KUALA LUMPUR, Malaysia, Mar 14 2016 (IPS) — About 2.1 billion people are regarded as overweight or obese today, or almost thirty per cent of the world’s population. With over 800 million people estimated to be chronically hungry in the world, it appears that the number of overweight is more than 2.5 times the number of undernourished.
The last estimate from the WHO was around 1.5 billion overweight, with a third of them obese. This implies an increase of about 40 per cent over just a few years! In the UK alone, for instance, 37 per cent of the population is deemed overweight and a quarter obese.
The overweight, especially the obese, impose a heavy economic cost equivalent to 2.8 per cent of world economic output, or about USD$2 trillion, according to the report. The burden on healthcare budgets is rising fast because unless current trends are reversed, half the world’s adult population will be overweight, if not obese in about 15 years.
The estimates of losses include lost economic productivity, additional healthcare costs and investments needed to mitigate and cope with its impacts. The burden thus ranks together with the economic costs of armed conflict, war and terrorism and of smoking, both estimated at $2.1 trillion each.
Not only fat cats are fat
While once associated in the popular imagination and caricatures with the ‘fat cat’ rich in rich Western societies, the problem has affected lower income communities there disproportionately more. In recent decades, the scourge has been spreading rapidly in most developing countries, especially those deemed better off or middle income, mainly due to lifestyle and associated activity and dietary changes.
Led by the WHO, the United Nations now recognises obesity as an epidemic connected to various diet-related non-communicable diseases, including type-2 diabetes, various cancers and cardio-vascular diseases. About 2.8 million deaths yearly are attributed to excessive body weight.
Comprehensive interventions necessary
The McKinsey Institute report and WHO figures significantly strengthen the case for stronger political commitment, more concerted and concerted policy approaches as well as greater international cooperation to address malnutrition in all its forms, namely hunger, micronutrient deficiencies and lifestyle-related non-communicable diseases, largely associated with obesity.
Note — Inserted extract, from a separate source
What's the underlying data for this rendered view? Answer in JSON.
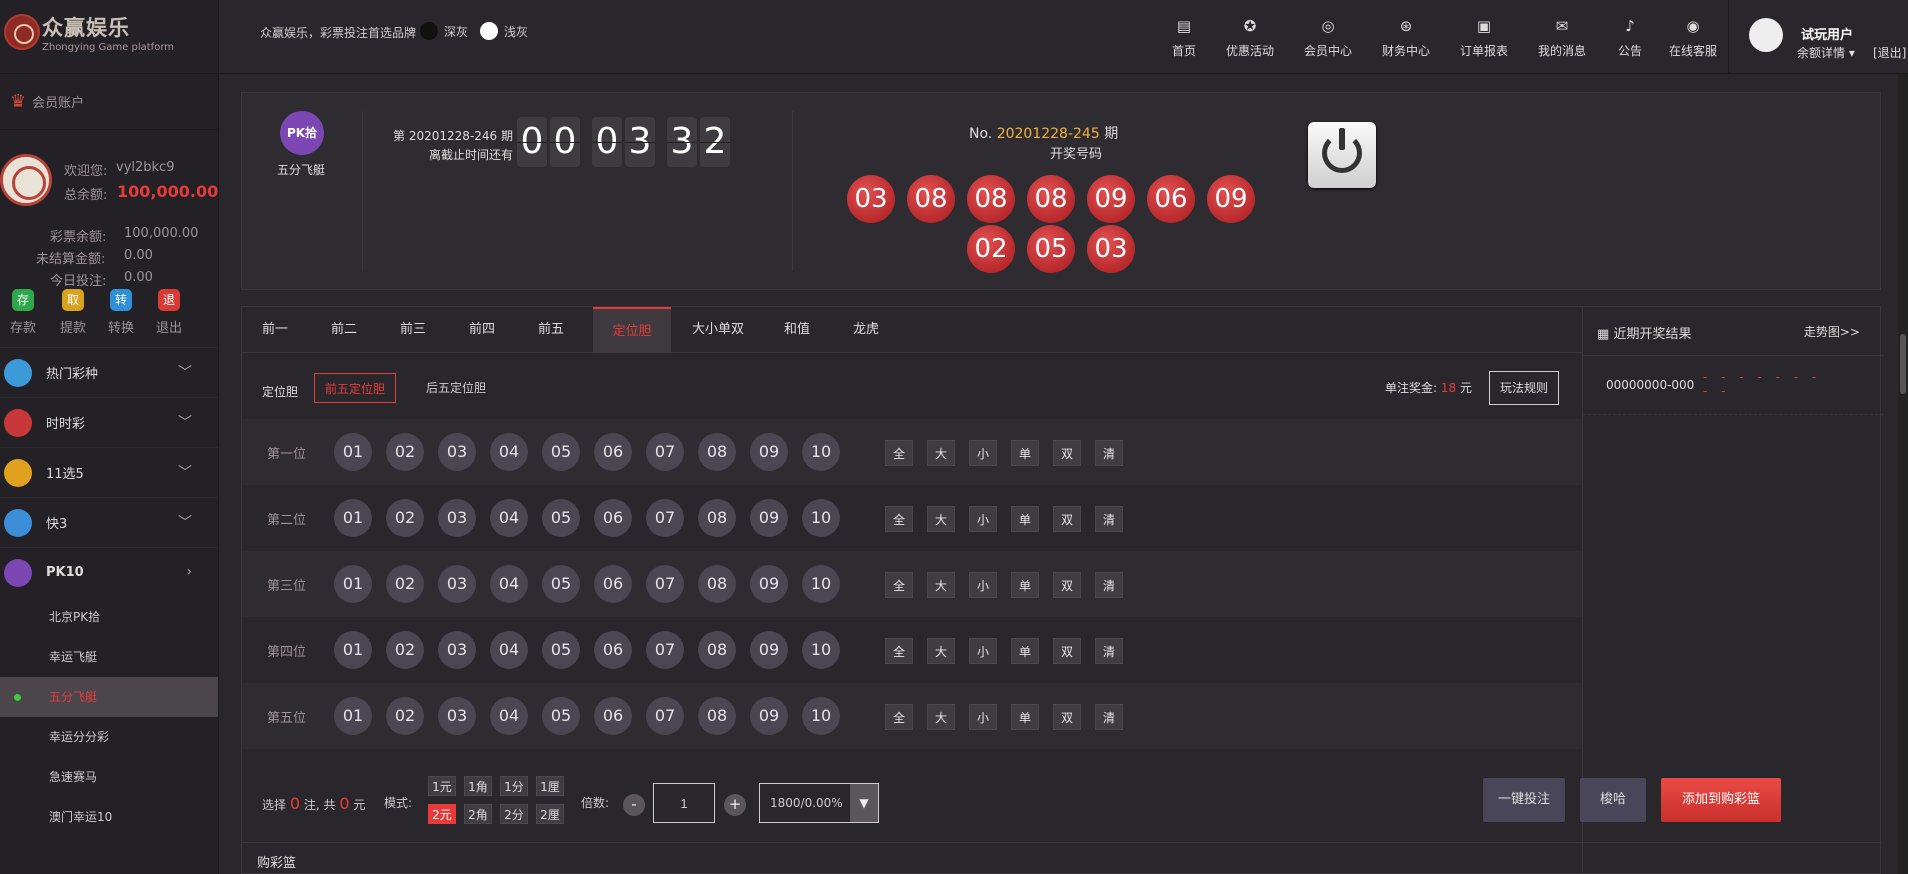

The report makes a strong case for a comprehensive intervention strategy of sufficient scale, recognising that any single ‘silver bullet’ intervention is unlikely to have sufficient impact. It considered 74 measures taken to address the problem of obesity before making its own recommendations. These include smaller fast food servings, restricting food and beverage advertising and promotion, improving information and education for consumers, especially parents, ensuring balanced, diversified and healthy meals at school and workplaces, reformulating processed foods, and requiring more exercise at school.
In early 2014, WHO halved its recommendation for sugar consumption from 10 per cent of an adult’s daily calorie intake to 5 percent — in the face of considerable resistance from adversely affected corporate interests and their government backers. The latest US dietary guidelines recently adopted the previous WHO guideline on sugar intake — a long overdue step in the right direction.
On a more encouraging note, after heading the world obesity league tables for some time, childhood obesity in the US was reduced by 43 per cent over the decade 2004-2013 suggesting that the world’s fastest growing pandemic can be reversed. This suggests that all is not lost, and that determined and concerted efforts can help reverse the spread of this new curse of excess.